ASSIGNED TASK:
A verbatim copy of the listing is the expected output.

------------------------------------------------------------

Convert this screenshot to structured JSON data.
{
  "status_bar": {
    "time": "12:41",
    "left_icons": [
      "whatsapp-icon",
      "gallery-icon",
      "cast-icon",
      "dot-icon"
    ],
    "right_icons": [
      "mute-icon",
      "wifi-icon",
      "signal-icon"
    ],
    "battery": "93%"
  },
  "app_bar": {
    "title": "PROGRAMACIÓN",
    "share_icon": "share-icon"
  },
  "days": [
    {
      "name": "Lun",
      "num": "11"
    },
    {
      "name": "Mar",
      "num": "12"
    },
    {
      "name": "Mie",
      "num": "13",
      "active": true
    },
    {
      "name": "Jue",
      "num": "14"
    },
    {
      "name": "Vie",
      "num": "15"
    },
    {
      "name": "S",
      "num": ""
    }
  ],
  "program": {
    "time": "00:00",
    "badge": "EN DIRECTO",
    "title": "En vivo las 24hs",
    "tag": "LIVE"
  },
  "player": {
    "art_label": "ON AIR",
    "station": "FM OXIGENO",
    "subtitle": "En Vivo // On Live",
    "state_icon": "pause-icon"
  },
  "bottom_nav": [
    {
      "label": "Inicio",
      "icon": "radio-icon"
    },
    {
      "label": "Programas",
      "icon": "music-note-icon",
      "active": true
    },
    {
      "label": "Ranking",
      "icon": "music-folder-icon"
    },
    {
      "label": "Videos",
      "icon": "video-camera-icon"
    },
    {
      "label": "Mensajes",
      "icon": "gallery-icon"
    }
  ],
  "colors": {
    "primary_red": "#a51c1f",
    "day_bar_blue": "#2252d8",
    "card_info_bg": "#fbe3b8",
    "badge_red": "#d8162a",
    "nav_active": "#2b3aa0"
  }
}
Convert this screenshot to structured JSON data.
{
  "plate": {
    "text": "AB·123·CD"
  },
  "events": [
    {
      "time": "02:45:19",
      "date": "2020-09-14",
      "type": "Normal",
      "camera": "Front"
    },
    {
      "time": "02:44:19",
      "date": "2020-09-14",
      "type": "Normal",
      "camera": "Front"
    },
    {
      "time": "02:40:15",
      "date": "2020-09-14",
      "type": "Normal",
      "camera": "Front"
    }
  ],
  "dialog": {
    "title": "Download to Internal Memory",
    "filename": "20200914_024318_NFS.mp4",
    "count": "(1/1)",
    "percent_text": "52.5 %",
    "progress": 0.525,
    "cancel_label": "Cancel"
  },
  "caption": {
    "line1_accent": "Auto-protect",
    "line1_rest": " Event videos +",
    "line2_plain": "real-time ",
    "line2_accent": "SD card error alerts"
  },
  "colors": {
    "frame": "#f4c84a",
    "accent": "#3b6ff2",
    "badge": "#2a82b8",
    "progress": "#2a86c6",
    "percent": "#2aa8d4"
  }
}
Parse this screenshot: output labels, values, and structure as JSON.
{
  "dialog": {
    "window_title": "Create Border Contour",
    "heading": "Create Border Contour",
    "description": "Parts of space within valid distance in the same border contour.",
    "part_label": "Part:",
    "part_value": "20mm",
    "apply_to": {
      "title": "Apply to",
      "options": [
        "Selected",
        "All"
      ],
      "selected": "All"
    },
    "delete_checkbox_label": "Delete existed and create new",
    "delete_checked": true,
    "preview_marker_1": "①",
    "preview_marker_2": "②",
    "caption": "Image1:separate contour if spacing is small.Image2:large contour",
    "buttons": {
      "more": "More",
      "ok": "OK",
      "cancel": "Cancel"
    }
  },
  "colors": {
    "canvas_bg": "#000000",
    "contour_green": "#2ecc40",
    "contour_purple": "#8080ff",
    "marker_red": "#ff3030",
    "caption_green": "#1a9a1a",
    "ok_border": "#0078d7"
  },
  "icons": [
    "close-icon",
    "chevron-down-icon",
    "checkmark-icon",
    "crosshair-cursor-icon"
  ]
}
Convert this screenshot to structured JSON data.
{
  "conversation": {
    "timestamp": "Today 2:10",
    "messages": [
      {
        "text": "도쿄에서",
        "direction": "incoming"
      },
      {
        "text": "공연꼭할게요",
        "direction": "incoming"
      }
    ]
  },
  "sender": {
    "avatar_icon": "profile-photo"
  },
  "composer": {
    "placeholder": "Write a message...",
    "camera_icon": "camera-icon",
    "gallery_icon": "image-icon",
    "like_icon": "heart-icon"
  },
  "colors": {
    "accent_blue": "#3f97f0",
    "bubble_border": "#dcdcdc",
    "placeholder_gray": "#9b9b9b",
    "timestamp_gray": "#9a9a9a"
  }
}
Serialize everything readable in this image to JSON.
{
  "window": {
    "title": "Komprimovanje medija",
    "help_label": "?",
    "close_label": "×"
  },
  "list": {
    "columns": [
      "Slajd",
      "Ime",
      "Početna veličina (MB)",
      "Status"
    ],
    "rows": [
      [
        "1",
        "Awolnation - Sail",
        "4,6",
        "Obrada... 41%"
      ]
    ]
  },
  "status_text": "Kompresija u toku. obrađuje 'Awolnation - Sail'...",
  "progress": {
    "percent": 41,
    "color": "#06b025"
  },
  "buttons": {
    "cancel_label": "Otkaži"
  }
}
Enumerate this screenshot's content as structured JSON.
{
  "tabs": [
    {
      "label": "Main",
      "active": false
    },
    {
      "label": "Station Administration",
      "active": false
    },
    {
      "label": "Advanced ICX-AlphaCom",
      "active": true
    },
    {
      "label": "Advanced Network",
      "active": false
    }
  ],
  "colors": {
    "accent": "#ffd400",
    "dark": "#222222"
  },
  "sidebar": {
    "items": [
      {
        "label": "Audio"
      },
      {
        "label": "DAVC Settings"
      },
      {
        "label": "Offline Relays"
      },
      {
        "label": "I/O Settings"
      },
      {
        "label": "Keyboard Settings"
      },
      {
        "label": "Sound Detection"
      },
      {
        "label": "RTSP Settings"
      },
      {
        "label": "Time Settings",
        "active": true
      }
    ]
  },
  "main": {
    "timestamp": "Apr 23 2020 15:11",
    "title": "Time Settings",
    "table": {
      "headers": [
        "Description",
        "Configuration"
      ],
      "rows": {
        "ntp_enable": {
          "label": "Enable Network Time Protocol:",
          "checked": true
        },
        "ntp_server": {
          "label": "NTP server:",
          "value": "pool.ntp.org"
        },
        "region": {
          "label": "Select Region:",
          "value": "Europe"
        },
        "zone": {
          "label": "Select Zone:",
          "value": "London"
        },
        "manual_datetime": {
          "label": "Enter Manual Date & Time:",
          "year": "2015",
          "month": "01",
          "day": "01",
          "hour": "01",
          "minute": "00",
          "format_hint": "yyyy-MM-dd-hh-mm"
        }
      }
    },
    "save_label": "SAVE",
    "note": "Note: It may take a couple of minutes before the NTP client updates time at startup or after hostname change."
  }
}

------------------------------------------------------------

SOLVED EXERCISE:
Convert this screenshot to structured JSON data.
{
  "status_bar": {
    "time": "12:41",
    "left_icons": [
      "whatsapp-icon",
      "gallery-icon",
      "cast-icon",
      "dot-icon"
    ],
    "right_icons": [
      "mute-icon",
      "wifi-icon",
      "signal-icon"
    ],
    "battery": "93%"
  },
  "app_bar": {
    "title": "PROGRAMACIÓN",
    "share_icon": "share-icon"
  },
  "days": [
    {
      "name": "Lun",
      "num": "11"
    },
    {
      "name": "Mar",
      "num": "12"
    },
    {
      "name": "Mie",
      "num": "13",
      "active": true
    },
    {
      "name": "Jue",
      "num": "14"
    },
    {
      "name": "Vie",
      "num": "15"
    },
    {
      "name": "S",
      "num": ""
    }
  ],
  "program": {
    "time": "00:00",
    "badge": "EN DIRECTO",
    "title": "En vivo las 24hs",
    "tag": "LIVE"
  },
  "player": {
    "art_label": "ON AIR",
    "station": "FM OXIGENO",
    "subtitle": "En Vivo // On Live",
    "state_icon": "pause-icon"
  },
  "bottom_nav": [
    {
      "label": "Inicio",
      "icon": "radio-icon"
    },
    {
      "label": "Programas",
      "icon": "music-note-icon",
      "active": true
    },
    {
      "label": "Ranking",
      "icon": "music-folder-icon"
    },
    {
      "label": "Videos",
      "icon": "video-camera-icon"
    },
    {
      "label": "Mensajes",
      "icon": "gallery-icon"
    }
  ],
  "colors": {
    "primary_red": "#a51c1f",
    "day_bar_blue": "#2252d8",
    "card_info_bg": "#fbe3b8",
    "badge_red": "#d8162a",
    "nav_active": "#2b3aa0"
  }
}
Convert this screenshot to structured JSON data.
{
  "plate": {
    "text": "AB·123·CD"
  },
  "events": [
    {
      "time": "02:45:19",
      "date": "2020-09-14",
      "type": "Normal",
      "camera": "Front"
    },
    {
      "time": "02:44:19",
      "date": "2020-09-14",
      "type": "Normal",
      "camera": "Front"
    },
    {
      "time": "02:40:15",
      "date": "2020-09-14",
      "type": "Normal",
      "camera": "Front"
    }
  ],
  "dialog": {
    "title": "Download to Internal Memory",
    "filename": "20200914_024318_NFS.mp4",
    "count": "(1/1)",
    "percent_text": "52.5 %",
    "progress": 0.525,
    "cancel_label": "Cancel"
  },
  "caption": {
    "line1_accent": "Auto-protect",
    "line1_rest": " Event videos +",
    "line2_plain": "real-time ",
    "line2_accent": "SD card error alerts"
  },
  "colors": {
    "frame": "#f4c84a",
    "accent": "#3b6ff2",
    "badge": "#2a82b8",
    "progress": "#2a86c6",
    "percent": "#2aa8d4"
  }
}
Parse this screenshot: output labels, values, and structure as JSON.
{
  "dialog": {
    "window_title": "Create Border Contour",
    "heading": "Create Border Contour",
    "description": "Parts of space within valid distance in the same border contour.",
    "part_label": "Part:",
    "part_value": "20mm",
    "apply_to": {
      "title": "Apply to",
      "options": [
        "Selected",
        "All"
      ],
      "selected": "All"
    },
    "delete_checkbox_label": "Delete existed and create new",
    "delete_checked": true,
    "preview_marker_1": "①",
    "preview_marker_2": "②",
    "caption": "Image1:separate contour if spacing is small.Image2:large contour",
    "buttons": {
      "more": "More",
      "ok": "OK",
      "cancel": "Cancel"
    }
  },
  "colors": {
    "canvas_bg": "#000000",
    "contour_green": "#2ecc40",
    "contour_purple": "#8080ff",
    "marker_red": "#ff3030",
    "caption_green": "#1a9a1a",
    "ok_border": "#0078d7"
  },
  "icons": [
    "close-icon",
    "chevron-down-icon",
    "checkmark-icon",
    "crosshair-cursor-icon"
  ]
}
Convert this screenshot to structured JSON data.
{
  "conversation": {
    "timestamp": "Today 2:10",
    "messages": [
      {
        "text": "도쿄에서",
        "direction": "incoming"
      },
      {
        "text": "공연꼭할게요",
        "direction": "incoming"
      }
    ]
  },
  "sender": {
    "avatar_icon": "profile-photo"
  },
  "composer": {
    "placeholder": "Write a message...",
    "camera_icon": "camera-icon",
    "gallery_icon": "image-icon",
    "like_icon": "heart-icon"
  },
  "colors": {
    "accent_blue": "#3f97f0",
    "bubble_border": "#dcdcdc",
    "placeholder_gray": "#9b9b9b",
    "timestamp_gray": "#9a9a9a"
  }
}
Serialize everything readable in this image to JSON.
{
  "window": {
    "title": "Komprimovanje medija",
    "help_label": "?",
    "close_label": "×"
  },
  "list": {
    "columns": [
      "Slajd",
      "Ime",
      "Početna veličina (MB)",
      "Status"
    ],
    "rows": [
      [
        "1",
        "Awolnation - Sail",
        "4,6",
        "Obrada... 41%"
      ]
    ]
  },
  "status_text": "Kompresija u toku. obrađuje 'Awolnation - Sail'...",
  "progress": {
    "percent": 41,
    "color": "#06b025"
  },
  "buttons": {
    "cancel_label": "Otkaži"
  }
}
Enumerate this screenshot's content as structured JSON.
{
  "tabs": [
    {
      "label": "Main",
      "active": false
    },
    {
      "label": "Station Administration",
      "active": false
    },
    {
      "label": "Advanced ICX-AlphaCom",
      "active": true
    },
    {
      "label": "Advanced Network",
      "active": false
    }
  ],
  "colors": {
    "accent": "#ffd400",
    "dark": "#222222"
  },
  "sidebar": {
    "items": [
      {
        "label": "Audio"
      },
      {
        "label": "DAVC Settings"
      },
      {
        "label": "Offline Relays"
      },
      {
        "label": "I/O Settings"
      },
      {
        "label": "Keyboard Settings"
      },
      {
        "label": "Sound Detection"
      },
      {
        "label": "RTSP Settings"
      },
      {
        "label": "Time Settings",
        "active": true
      }
    ]
  },
  "main": {
    "timestamp": "Apr 23 2020 15:11",
    "title": "Time Settings",
    "table": {
      "headers": [
        "Description",
        "Configuration"
      ],
      "rows": {
        "ntp_enable": {
          "label": "Enable Network Time Protocol:",
          "checked": true
        },
        "ntp_server": {
          "label": "NTP server:",
          "value": "pool.ntp.org"
        },
        "region": {
          "label": "Select Region:",
          "value": "Europe"
        },
        "zone": {
          "label": "Select Zone:",
          "value": "London"
        },
        "manual_datetime": {
          "label": "Enter Manual Date & Time:",
          "year": "2015",
          "month": "01",
          "day": "01",
          "hour": "01",
          "minute": "00",
          "format_hint": "yyyy-MM-dd-hh-mm"
        }
      }
    },
    "save_label": "SAVE",
    "note": "Note: It may take a couple of minutes before the NTP client updates time at startup or after hostname change."
  }
}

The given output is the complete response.